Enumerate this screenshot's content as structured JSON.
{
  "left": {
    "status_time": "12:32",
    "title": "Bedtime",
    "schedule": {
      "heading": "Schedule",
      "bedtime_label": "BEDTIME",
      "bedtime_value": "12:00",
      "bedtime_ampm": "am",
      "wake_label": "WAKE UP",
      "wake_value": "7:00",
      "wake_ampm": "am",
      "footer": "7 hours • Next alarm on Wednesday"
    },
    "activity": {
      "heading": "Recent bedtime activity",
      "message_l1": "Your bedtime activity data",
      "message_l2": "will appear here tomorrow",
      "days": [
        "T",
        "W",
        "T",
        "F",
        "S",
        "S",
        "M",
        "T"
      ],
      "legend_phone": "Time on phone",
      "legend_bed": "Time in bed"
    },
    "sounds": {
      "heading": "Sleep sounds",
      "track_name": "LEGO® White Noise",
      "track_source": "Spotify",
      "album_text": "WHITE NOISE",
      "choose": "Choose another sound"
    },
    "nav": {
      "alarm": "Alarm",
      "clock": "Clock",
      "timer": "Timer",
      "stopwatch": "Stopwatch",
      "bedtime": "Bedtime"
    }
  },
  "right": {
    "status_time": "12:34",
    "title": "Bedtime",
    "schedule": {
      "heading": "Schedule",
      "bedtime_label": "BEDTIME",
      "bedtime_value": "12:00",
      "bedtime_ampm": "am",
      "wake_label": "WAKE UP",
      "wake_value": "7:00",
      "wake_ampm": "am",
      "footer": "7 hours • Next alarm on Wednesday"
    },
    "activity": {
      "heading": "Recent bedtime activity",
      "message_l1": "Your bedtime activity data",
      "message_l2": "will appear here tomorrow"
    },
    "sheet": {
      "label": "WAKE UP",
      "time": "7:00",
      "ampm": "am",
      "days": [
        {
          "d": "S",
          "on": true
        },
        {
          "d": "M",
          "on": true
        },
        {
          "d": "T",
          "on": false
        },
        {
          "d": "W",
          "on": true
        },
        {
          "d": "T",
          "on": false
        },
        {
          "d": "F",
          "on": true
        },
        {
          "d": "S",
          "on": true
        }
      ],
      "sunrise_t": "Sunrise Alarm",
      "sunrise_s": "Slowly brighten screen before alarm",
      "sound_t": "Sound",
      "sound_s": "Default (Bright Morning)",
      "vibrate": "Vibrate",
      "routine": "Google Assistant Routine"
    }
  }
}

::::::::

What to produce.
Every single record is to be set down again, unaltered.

Reply.
Enumerate this screenshot's content as structured JSON.
{
  "left": {
    "status_time": "12:32",
    "title": "Bedtime",
    "schedule": {
      "heading": "Schedule",
      "bedtime_label": "BEDTIME",
      "bedtime_value": "12:00",
      "bedtime_ampm": "am",
      "wake_label": "WAKE UP",
      "wake_value": "7:00",
      "wake_ampm": "am",
      "footer": "7 hours • Next alarm on Wednesday"
    },
    "activity": {
      "heading": "Recent bedtime activity",
      "message_l1": "Your bedtime activity data",
      "message_l2": "will appear here tomorrow",
      "days": [
        "T",
        "W",
        "T",
        "F",
        "S",
        "S",
        "M",
        "T"
      ],
      "legend_phone": "Time on phone",
      "legend_bed": "Time in bed"
    },
    "sounds": {
      "heading": "Sleep sounds",
      "track_name": "LEGO® White Noise",
      "track_source": "Spotify",
      "album_text": "WHITE NOISE",
      "choose": "Choose another sound"
    },
    "nav": {
      "alarm": "Alarm",
      "clock": "Clock",
      "timer": "Timer",
      "stopwatch": "Stopwatch",
      "bedtime": "Bedtime"
    }
  },
  "right": {
    "status_time": "12:34",
    "title": "Bedtime",
    "schedule": {
      "heading": "Schedule",
      "bedtime_label": "BEDTIME",
      "bedtime_value": "12:00",
      "bedtime_ampm": "am",
      "wake_label": "WAKE UP",
      "wake_value": "7:00",
      "wake_ampm": "am",
      "footer": "7 hours • Next alarm on Wednesday"
    },
    "activity": {
      "heading": "Recent bedtime activity",
      "message_l1": "Your bedtime activity data",
      "message_l2": "will appear here tomorrow"
    },
    "sheet": {
      "label": "WAKE UP",
      "time": "7:00",
      "ampm": "am",
      "days": [
        {
          "d": "S",
          "on": true
        },
        {
          "d": "M",
          "on": true
        },
        {
          "d": "T",
          "on": false
        },
        {
          "d": "W",
          "on": true
        },
        {
          "d": "T",
          "on": false
        },
        {
          "d": "F",
          "on": true
        },
        {
          "d": "S",
          "on": true
        }
      ],
      "sunrise_t": "Sunrise Alarm",
      "sunrise_s": "Slowly brighten screen before alarm",
      "sound_t": "Sound",
      "sound_s": "Default (Bright Morning)",
      "vibrate": "Vibrate",
      "routine": "Google Assistant Routine"
    }
  }
}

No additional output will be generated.